Excerpts from an interface dataset:
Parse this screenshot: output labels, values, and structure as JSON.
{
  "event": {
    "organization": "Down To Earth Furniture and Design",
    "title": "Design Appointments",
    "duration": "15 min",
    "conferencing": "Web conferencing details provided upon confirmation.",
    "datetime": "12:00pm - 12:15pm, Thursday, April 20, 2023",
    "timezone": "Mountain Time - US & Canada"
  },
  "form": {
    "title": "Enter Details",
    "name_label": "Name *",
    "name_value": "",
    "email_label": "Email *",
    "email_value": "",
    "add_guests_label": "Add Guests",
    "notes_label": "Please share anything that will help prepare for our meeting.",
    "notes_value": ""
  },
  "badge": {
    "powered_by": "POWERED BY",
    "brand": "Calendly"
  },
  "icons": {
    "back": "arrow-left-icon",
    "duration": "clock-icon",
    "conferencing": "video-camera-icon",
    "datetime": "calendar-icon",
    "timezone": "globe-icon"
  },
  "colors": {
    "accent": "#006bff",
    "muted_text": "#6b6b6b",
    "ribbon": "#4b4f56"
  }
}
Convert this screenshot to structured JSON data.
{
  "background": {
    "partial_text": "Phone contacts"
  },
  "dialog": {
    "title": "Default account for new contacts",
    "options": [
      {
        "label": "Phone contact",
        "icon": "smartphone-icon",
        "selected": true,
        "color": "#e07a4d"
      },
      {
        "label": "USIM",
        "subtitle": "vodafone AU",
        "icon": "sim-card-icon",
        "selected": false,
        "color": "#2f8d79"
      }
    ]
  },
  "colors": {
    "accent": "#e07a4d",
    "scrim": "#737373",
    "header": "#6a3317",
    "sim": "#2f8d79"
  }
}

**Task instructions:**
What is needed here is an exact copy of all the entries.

**Response below:**
Parse this screenshot: output labels, values, and structure as JSON.
{
  "event": {
    "organization": "Down To Earth Furniture and Design",
    "title": "Design Appointments",
    "duration": "15 min",
    "conferencing": "Web conferencing details provided upon confirmation.",
    "datetime": "12:00pm - 12:15pm, Thursday, April 20, 2023",
    "timezone": "Mountain Time - US & Canada"
  },
  "form": {
    "title": "Enter Details",
    "name_label": "Name *",
    "name_value": "",
    "email_label": "Email *",
    "email_value": "",
    "add_guests_label": "Add Guests",
    "notes_label": "Please share anything that will help prepare for our meeting.",
    "notes_value": ""
  },
  "badge": {
    "powered_by": "POWERED BY",
    "brand": "Calendly"
  },
  "icons": {
    "back": "arrow-left-icon",
    "duration": "clock-icon",
    "conferencing": "video-camera-icon",
    "datetime": "calendar-icon",
    "timezone": "globe-icon"
  },
  "colors": {
    "accent": "#006bff",
    "muted_text": "#6b6b6b",
    "ribbon": "#4b4f56"
  }
}
Convert this screenshot to structured JSON data.
{
  "background": {
    "partial_text": "Phone contacts"
  },
  "dialog": {
    "title": "Default account for new contacts",
    "options": [
      {
        "label": "Phone contact",
        "icon": "smartphone-icon",
        "selected": true,
        "color": "#e07a4d"
      },
      {
        "label": "USIM",
        "subtitle": "vodafone AU",
        "icon": "sim-card-icon",
        "selected": false,
        "color": "#2f8d79"
      }
    ]
  },
  "colors": {
    "accent": "#e07a4d",
    "scrim": "#737373",
    "header": "#6a3317",
    "sim": "#2f8d79"
  }
}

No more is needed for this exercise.